Task to carry out> Wherever the word "this" appears in the entries, copy the whole line.

Website and app data records>
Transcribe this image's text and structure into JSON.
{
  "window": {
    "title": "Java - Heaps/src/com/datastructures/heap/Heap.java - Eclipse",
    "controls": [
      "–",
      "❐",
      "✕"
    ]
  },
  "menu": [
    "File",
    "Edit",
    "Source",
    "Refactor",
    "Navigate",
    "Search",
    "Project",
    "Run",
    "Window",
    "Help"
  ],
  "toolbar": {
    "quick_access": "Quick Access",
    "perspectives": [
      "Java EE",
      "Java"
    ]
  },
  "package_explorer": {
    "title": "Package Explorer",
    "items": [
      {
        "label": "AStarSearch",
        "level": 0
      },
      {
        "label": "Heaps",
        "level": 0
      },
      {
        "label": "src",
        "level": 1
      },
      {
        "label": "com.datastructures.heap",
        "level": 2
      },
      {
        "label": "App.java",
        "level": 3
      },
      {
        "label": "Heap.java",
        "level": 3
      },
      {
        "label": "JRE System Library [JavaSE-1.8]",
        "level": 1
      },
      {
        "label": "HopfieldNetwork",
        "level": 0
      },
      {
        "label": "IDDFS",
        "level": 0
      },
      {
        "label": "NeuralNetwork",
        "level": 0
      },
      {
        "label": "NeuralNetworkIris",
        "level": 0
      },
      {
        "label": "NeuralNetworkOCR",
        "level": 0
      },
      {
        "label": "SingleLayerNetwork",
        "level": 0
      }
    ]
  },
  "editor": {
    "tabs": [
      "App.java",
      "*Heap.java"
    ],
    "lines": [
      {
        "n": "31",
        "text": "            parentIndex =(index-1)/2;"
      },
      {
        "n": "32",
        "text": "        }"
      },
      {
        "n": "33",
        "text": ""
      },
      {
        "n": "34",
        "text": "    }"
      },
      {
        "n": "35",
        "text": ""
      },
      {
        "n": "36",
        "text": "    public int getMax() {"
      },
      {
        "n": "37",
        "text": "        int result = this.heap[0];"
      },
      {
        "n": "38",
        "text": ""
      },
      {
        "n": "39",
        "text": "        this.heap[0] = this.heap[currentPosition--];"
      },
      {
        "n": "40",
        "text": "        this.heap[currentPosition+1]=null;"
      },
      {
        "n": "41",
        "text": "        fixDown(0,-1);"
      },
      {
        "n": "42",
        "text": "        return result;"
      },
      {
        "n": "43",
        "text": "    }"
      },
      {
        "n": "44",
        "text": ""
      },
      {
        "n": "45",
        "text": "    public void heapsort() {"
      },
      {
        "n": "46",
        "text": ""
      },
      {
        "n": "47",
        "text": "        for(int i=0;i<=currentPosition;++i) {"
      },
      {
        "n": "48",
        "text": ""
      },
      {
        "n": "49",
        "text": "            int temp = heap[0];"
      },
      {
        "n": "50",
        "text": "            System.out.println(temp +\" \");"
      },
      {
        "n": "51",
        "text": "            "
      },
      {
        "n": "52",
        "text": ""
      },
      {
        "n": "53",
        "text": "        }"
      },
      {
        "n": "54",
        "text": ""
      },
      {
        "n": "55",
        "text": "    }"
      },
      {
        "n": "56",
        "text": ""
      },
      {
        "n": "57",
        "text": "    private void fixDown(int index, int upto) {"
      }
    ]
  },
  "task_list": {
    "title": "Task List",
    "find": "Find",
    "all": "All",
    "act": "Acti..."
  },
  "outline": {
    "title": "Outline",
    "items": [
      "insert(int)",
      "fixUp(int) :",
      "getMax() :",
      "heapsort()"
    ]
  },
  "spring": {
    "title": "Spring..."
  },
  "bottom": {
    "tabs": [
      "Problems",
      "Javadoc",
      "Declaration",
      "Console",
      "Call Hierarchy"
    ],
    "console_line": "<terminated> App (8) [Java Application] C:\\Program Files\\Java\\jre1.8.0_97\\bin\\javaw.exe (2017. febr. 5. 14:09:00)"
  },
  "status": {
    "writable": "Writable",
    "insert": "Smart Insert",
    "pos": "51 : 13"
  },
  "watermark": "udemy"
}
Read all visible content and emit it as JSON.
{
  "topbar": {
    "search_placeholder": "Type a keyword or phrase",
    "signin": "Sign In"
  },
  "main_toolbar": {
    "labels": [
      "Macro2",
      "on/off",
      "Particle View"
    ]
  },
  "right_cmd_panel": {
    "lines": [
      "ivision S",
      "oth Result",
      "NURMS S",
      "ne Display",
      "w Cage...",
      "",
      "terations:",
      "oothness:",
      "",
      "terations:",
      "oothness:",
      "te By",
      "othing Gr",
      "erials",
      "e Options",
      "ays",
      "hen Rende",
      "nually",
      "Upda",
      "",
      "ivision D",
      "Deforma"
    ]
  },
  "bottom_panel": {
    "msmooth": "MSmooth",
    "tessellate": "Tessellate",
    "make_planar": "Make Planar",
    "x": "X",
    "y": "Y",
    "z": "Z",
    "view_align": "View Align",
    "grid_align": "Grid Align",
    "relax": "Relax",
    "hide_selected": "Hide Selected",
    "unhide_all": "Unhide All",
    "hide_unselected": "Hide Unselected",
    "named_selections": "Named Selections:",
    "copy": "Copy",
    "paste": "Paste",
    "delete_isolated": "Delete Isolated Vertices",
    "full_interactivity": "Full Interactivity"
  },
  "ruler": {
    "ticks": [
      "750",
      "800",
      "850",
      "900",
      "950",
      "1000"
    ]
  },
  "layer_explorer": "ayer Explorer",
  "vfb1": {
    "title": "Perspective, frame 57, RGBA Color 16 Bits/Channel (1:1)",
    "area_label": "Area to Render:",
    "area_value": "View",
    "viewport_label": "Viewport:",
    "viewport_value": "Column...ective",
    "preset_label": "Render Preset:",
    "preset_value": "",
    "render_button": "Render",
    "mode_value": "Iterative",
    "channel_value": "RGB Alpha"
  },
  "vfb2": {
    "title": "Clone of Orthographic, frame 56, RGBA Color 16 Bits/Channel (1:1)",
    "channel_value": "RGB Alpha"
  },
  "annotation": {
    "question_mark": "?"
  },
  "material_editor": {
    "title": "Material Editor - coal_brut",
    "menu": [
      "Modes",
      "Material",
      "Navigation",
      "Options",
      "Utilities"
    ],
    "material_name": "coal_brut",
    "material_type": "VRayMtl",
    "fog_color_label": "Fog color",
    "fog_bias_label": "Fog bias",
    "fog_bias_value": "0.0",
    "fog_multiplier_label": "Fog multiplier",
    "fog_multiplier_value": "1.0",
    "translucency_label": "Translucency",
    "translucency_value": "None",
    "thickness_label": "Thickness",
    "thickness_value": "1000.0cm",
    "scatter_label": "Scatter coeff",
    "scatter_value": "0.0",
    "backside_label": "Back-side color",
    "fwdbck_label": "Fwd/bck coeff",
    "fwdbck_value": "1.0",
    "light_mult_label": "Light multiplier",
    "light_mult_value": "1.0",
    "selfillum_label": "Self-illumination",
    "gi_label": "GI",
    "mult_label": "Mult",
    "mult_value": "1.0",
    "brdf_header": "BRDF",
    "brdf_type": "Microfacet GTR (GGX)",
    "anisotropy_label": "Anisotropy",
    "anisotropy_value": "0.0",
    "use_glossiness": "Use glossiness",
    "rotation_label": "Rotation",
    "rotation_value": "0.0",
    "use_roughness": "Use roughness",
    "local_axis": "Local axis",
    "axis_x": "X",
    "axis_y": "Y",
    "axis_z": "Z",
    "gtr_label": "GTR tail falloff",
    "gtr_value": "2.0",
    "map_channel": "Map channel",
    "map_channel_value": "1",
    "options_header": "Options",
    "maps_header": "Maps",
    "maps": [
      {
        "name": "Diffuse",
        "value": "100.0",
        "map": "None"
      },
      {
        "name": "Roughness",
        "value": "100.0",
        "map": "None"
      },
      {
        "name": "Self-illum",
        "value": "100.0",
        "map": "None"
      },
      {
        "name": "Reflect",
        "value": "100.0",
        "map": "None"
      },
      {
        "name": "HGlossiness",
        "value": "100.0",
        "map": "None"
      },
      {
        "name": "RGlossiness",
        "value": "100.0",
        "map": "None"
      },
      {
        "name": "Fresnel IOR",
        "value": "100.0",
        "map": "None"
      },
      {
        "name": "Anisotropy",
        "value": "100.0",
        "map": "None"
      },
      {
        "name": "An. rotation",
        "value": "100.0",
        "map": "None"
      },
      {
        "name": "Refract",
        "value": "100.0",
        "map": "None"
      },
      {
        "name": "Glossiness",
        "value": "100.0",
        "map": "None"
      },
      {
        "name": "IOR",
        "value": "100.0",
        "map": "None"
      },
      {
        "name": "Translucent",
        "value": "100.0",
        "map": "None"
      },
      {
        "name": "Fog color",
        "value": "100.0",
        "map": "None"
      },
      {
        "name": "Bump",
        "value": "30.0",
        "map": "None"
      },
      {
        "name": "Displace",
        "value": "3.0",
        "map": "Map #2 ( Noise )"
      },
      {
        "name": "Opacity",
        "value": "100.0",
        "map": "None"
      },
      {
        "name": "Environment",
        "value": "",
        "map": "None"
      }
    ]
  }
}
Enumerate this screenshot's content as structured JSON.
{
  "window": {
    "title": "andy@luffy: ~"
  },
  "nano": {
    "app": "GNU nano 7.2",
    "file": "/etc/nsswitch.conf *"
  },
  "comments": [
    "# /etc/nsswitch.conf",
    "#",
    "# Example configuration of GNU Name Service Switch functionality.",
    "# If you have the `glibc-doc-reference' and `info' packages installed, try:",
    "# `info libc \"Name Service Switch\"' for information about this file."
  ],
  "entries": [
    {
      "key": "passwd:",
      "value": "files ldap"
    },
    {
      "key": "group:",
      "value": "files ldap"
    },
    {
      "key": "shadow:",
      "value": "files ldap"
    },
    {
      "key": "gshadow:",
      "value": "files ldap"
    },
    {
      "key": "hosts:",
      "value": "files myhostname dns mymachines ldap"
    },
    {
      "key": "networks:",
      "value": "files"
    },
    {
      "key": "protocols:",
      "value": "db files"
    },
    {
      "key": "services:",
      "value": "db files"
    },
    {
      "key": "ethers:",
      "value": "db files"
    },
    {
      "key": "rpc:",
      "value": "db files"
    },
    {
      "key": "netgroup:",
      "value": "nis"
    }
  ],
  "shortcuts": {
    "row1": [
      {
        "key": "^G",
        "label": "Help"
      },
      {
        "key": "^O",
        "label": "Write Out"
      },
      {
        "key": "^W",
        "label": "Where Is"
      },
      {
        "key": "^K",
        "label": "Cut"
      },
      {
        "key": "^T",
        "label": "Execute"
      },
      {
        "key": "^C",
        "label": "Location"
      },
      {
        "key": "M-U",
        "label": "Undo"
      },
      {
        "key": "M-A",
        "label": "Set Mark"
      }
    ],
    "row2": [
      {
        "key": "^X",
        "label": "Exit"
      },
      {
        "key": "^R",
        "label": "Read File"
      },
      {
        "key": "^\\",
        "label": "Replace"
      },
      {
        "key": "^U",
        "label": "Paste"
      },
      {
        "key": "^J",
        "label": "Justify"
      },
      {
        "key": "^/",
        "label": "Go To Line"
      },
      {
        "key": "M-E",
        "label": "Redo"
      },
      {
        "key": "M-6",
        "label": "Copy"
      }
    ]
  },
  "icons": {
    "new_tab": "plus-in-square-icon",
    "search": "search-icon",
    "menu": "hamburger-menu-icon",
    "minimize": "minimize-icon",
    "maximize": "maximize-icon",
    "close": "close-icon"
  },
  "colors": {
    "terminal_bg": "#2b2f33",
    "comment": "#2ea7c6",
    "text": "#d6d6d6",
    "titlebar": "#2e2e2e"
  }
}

Output of the exercise>
Transcribe this image's text and structure into JSON.
        "text": "        int result = this.heap[0];"
        "text": "        this.heap[0] = this.heap[currentPosition--];"
        "text": "        this.heap[currentPosition+1]=null;"
Enumerate this screenshot's content as structured JSON.
    "# `info libc \"Name Service Switch\"' for information about this file."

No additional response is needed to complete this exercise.